I guess it is rather obvious by now that I am someone who enjoys his classic horror. I also enjoy other genre's as well and a good comedy is always entertaining, but when you can mix both monsters and comedy, it can be quite a treat. Naturally on the top of my list of horror/comedy would be the Abbott and Costello movies and the Classic "Young Frankenstein", but one other one really stands out with me and that is the movie "Love at First bite" with George Hamilton playing the Count. Leaving his homeland where no one is afraid of him any more, he goes to America and finds out that here he is just another nut case in the big city. There are so many great scenes and lines that just never seem to get old no matter how many times you see the movie. Our great Count Dracula goes from being the prince of darkness to a flying black chicken but he still doesn't lose his touch with the ladies and never gives them a "quickie" only a "Longie" The character of Renfield is hilarious yet still true to the original with his evil laugh and appetite for little things.
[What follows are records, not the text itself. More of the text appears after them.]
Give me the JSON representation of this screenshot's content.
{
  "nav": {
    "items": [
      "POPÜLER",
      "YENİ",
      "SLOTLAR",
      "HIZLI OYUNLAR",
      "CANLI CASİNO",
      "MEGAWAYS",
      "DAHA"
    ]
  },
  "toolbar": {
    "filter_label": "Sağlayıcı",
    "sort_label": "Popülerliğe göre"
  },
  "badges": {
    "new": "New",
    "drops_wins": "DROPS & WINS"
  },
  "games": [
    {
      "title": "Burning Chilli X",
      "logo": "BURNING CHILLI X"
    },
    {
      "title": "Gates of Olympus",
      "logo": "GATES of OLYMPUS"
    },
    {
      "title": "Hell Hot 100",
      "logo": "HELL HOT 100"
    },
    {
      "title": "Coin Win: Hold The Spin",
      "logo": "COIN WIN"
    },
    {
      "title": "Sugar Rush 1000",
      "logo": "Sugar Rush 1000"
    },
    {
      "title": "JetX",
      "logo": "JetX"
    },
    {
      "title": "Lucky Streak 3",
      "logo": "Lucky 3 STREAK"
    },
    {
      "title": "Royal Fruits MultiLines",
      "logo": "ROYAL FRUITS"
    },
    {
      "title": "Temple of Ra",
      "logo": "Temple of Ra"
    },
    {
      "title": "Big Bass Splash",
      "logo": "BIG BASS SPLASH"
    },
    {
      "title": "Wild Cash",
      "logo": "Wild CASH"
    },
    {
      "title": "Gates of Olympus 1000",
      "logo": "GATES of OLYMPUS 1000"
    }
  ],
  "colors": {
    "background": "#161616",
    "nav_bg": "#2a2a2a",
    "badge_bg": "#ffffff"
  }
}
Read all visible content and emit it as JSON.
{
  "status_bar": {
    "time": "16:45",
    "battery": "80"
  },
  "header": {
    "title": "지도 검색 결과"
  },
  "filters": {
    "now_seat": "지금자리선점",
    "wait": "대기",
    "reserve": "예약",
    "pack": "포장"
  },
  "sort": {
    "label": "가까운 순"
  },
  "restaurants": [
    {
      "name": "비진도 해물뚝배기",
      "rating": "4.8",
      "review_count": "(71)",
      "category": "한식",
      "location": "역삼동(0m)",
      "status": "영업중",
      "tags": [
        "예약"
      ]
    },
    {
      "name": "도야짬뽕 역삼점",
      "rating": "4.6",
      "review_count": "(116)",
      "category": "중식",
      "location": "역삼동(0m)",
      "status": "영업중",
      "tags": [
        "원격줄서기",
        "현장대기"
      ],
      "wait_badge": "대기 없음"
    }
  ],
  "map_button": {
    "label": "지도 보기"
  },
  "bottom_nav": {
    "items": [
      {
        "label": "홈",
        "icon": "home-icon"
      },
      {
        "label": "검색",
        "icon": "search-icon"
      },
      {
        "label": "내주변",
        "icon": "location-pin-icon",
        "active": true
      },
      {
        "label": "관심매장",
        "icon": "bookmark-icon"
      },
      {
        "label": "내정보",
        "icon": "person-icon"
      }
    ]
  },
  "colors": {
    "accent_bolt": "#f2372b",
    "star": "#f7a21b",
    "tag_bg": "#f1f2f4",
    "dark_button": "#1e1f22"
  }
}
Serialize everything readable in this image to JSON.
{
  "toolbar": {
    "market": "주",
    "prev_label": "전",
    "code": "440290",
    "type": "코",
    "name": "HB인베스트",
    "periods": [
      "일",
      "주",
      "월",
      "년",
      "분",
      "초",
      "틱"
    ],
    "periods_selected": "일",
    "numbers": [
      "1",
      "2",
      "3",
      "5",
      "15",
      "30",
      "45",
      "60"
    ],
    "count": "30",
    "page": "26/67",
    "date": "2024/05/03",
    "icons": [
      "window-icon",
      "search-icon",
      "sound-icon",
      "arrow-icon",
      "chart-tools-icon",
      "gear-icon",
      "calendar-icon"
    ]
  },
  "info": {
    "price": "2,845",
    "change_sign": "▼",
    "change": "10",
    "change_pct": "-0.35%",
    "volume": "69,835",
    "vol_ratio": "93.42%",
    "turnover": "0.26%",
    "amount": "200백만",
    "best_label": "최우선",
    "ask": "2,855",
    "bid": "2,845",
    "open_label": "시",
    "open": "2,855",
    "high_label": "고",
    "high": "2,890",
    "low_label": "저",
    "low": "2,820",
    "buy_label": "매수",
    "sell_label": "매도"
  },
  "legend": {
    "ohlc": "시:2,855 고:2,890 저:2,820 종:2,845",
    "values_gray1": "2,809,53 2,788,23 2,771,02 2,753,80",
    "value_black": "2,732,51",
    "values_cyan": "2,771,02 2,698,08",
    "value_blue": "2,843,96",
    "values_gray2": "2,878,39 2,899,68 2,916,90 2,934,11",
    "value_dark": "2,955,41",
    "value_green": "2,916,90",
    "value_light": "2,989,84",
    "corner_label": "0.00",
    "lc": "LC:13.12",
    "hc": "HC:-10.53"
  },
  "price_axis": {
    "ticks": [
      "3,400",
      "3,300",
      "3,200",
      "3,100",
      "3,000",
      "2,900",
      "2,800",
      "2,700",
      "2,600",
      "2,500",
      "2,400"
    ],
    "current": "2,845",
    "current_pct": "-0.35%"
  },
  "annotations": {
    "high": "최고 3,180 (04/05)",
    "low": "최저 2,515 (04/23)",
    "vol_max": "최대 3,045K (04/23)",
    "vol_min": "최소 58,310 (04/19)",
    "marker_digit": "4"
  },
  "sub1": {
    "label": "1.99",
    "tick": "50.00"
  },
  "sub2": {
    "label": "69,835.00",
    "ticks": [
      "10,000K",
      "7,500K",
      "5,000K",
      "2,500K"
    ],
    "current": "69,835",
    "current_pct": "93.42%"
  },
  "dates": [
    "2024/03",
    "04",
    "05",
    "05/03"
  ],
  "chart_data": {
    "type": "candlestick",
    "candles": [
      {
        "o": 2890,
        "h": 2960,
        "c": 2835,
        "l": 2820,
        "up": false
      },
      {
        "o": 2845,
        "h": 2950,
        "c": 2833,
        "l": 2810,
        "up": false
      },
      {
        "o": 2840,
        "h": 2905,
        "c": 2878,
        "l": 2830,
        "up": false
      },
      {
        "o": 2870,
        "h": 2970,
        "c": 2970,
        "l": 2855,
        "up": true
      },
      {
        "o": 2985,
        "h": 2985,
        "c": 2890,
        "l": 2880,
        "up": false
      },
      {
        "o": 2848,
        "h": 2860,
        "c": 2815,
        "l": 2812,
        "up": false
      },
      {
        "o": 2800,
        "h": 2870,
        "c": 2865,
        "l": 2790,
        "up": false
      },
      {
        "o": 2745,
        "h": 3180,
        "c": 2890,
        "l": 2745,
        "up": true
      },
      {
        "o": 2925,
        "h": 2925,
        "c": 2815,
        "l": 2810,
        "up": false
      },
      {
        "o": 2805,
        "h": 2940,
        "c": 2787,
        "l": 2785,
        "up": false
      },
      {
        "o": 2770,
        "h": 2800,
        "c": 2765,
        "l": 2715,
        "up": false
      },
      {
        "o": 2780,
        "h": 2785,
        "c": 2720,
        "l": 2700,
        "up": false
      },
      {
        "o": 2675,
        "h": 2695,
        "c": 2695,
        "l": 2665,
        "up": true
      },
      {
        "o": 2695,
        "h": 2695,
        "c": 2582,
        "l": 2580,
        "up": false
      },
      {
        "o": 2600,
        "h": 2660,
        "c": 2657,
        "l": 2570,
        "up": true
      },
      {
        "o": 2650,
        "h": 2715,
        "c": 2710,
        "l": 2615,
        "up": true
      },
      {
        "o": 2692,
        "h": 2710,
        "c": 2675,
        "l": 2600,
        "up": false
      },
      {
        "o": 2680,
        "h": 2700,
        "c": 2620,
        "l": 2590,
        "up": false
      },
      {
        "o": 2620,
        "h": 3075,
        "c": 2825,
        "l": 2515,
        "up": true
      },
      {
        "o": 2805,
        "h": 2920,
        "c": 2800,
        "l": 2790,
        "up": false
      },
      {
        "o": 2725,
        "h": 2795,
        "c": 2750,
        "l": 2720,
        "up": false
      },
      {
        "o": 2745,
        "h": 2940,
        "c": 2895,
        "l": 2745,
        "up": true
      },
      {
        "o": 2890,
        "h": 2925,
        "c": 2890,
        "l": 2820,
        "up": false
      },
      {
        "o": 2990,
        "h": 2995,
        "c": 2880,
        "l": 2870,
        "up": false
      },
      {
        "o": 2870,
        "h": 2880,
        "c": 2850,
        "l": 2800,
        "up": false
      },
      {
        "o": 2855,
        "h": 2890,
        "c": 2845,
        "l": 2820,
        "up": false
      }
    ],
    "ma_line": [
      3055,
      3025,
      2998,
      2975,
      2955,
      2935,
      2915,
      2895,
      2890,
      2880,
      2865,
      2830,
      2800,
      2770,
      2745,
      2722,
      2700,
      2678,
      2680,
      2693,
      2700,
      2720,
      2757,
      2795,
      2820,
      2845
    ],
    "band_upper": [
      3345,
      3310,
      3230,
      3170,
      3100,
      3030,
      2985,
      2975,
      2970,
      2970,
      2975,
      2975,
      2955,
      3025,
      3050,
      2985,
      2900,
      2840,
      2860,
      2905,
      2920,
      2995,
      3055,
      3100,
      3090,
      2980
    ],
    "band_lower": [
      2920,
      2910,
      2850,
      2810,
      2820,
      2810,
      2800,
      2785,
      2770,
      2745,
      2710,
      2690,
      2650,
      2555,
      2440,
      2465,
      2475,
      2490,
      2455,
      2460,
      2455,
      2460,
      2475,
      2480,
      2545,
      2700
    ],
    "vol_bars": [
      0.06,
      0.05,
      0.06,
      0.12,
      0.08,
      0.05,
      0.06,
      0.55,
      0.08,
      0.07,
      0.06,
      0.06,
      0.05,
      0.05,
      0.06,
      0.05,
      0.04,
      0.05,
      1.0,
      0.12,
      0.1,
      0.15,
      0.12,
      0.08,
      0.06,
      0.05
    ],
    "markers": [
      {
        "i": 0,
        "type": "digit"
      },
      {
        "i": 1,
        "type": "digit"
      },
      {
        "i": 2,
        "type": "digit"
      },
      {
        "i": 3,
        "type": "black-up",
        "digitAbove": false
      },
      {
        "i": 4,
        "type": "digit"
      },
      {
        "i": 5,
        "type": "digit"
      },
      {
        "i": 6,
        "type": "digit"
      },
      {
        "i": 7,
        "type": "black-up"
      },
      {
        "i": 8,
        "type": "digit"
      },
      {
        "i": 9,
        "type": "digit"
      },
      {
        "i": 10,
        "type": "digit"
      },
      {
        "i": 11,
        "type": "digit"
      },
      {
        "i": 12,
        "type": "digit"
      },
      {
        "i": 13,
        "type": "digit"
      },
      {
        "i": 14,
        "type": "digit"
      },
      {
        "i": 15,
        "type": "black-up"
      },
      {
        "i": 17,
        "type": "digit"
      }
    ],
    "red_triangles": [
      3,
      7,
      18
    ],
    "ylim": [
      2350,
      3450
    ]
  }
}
Dr. Van helsing is portrayed very well as he boggles every attempt to get at Dracula and eventually finds himself bargaining with a cop on who gets to use Dracula's cape on what night. So do I have a problem with a Dracula who is drunk and singing in his coffin? Absolutely not, now how about a good Wolf Man comedy.

1 comment:

Greg Cameron said...

"Love at First Bite" is a comedy classic that was a trifle misunderstood in its day. As you may recall, the film received mixed reviews when it came out. I think a lot of people were expecting a broad Mel Brooks farce(nothing against Mel Brooks, incidentally). While the opening of the film seems in Mel Brooks territory(and Arte Johnson's performance wouldn't have seemed out of place in a Mel Brooks film), the movie hits its stride in the American sequences. Instead of being broadly farcical, it is in fact satirizing the banality, vulgarity, and emptiness of late twentieth century American culture. It's not Nabokov by any means, but it definitely has its moments. Again and again, the Old World Dracula(who tries so studiously to get 'with it' to little avail) is contrasted with the brash vulgarity of American culture. When Dracula falls in love with an American model(the actress's performance here is so charmingly vulgar), it is almost as if the filmmakers were parodying the Freudian idea of one always overestimating your loved one(hey, it's part of the Human Comedy). George Hamilton's performance is spot-on, flawless. Richard Benjamin gives a sly, wonderful performance as the psychiatrist/Van Helsing. The scene where the psychiatrist pulls a Star of David on Dracula and the staring/hypnotizing contest between the psychiatrist and Dracula are surely classic. Satirical points are also made in the film about some topical matters(e.g., the brownouts and blackouts in New York at the time), about uneasy American race relations, and, in a genial way, the essential underlying anomie of American culture. And the closing line in this film is one of the classic closing lines in all comedy - it just cracks me right up. Too bad the DVD replaced "I Will Survive" with another disco song - the original was so much more appropriate in so many different ways. If you haven't seen this, you have a comic delight awaiting you...Greg Cameron, Surrey, B.C., Canada